» WHAT TO WORK ON: The reply has to contain each record exactly as written.

» RECORDS TO USE:

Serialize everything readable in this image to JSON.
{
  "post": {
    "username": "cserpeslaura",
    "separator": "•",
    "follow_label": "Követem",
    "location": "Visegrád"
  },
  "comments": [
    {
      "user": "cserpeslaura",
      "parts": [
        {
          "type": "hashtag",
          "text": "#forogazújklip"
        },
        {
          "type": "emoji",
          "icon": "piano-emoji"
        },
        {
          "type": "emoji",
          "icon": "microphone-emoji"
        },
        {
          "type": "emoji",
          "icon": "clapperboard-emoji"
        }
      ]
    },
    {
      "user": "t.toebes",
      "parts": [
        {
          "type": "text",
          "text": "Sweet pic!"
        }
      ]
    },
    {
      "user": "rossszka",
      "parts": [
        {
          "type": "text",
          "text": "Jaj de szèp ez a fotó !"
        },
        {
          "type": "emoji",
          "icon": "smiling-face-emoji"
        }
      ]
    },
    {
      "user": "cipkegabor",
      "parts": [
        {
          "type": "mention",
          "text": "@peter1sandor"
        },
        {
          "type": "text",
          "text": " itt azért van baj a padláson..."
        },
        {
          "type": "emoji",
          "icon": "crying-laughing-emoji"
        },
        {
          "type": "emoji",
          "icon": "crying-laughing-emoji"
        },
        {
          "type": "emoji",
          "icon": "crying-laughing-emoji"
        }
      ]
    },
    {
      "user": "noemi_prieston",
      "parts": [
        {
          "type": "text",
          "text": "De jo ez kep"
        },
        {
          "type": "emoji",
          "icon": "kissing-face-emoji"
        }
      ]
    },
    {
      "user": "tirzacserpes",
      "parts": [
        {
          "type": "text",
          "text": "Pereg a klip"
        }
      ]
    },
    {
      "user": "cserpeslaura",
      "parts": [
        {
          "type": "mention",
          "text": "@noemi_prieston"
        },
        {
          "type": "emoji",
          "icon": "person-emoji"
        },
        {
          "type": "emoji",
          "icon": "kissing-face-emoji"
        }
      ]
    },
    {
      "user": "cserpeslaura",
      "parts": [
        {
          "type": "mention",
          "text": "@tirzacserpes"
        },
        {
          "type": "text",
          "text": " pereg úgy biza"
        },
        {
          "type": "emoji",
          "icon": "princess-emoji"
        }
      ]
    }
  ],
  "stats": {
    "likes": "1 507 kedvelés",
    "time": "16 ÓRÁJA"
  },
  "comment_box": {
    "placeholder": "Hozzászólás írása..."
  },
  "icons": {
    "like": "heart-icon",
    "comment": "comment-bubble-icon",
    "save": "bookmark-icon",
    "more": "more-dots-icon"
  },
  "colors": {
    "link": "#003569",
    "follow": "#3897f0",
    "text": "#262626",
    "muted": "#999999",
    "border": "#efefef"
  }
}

» SOLUTION FOR THIS TASK:
Serialize everything readable in this image to JSON.
{
  "post": {
    "username": "cserpeslaura",
    "separator": "•",
    "follow_label": "Követem",
    "location": "Visegrád"
  },
  "comments": [
    {
      "user": "cserpeslaura",
      "parts": [
        {
          "type": "hashtag",
          "text": "#forogazújklip"
        },
        {
          "type": "emoji",
          "icon": "piano-emoji"
        },
        {
          "type": "emoji",
          "icon": "microphone-emoji"
        },
        {
          "type": "emoji",
          "icon": "clapperboard-emoji"
        }
      ]
    },
    {
      "user": "t.toebes",
      "parts": [
        {
          "type": "text",
          "text": "Sweet pic!"
        }
      ]
    },
    {
      "user": "rossszka",
      "parts": [
        {
          "type": "text",
          "text": "Jaj de szèp ez a fotó !"
        },
        {
          "type": "emoji",
          "icon": "smiling-face-emoji"
        }
      ]
    },
    {
      "user": "cipkegabor",
      "parts": [
        {
          "type": "mention",
          "text": "@peter1sandor"
        },
        {
          "type": "text",
          "text": " itt azért van baj a padláson..."
        },
        {
          "type": "emoji",
          "icon": "crying-laughing-emoji"
        },
        {
          "type": "emoji",
          "icon": "crying-laughing-emoji"
        },
        {
          "type": "emoji",
          "icon": "crying-laughing-emoji"
        }
      ]
    },
    {
      "user": "noemi_prieston",
      "parts": [
        {
          "type": "text",
          "text": "De jo ez kep"
        },
        {
          "type": "emoji",
          "icon": "kissing-face-emoji"
        }
      ]
    },
    {
      "user": "tirzacserpes",
      "parts": [
        {
          "type": "text",
          "text": "Pereg a klip"
        }
      ]
    },
    {
      "user": "cserpeslaura",
      "parts": [
        {
          "type": "mention",
          "text": "@noemi_prieston"
        },
        {
          "type": "emoji",
          "icon": "person-emoji"
        },
        {
          "type": "emoji",
          "icon": "kissing-face-emoji"
        }
      ]
    },
    {
      "user": "cserpeslaura",
      "parts": [
        {
          "type": "mention",
          "text": "@tirzacserpes"
        },
        {
          "type": "text",
          "text": " pereg úgy biza"
        },
        {
          "type": "emoji",
          "icon": "princess-emoji"
        }
      ]
    }
  ],
  "stats": {
    "likes": "1 507 kedvelés",
    "time": "16 ÓRÁJA"
  },
  "comment_box": {
    "placeholder": "Hozzászólás írása..."
  },
  "icons": {
    "like": "heart-icon",
    "comment": "comment-bubble-icon",
    "save": "bookmark-icon",
    "more": "more-dots-icon"
  },
  "colors": {
    "link": "#003569",
    "follow": "#3897f0",
    "text": "#262626",
    "muted": "#999999",
    "border": "#efefef"
  }
}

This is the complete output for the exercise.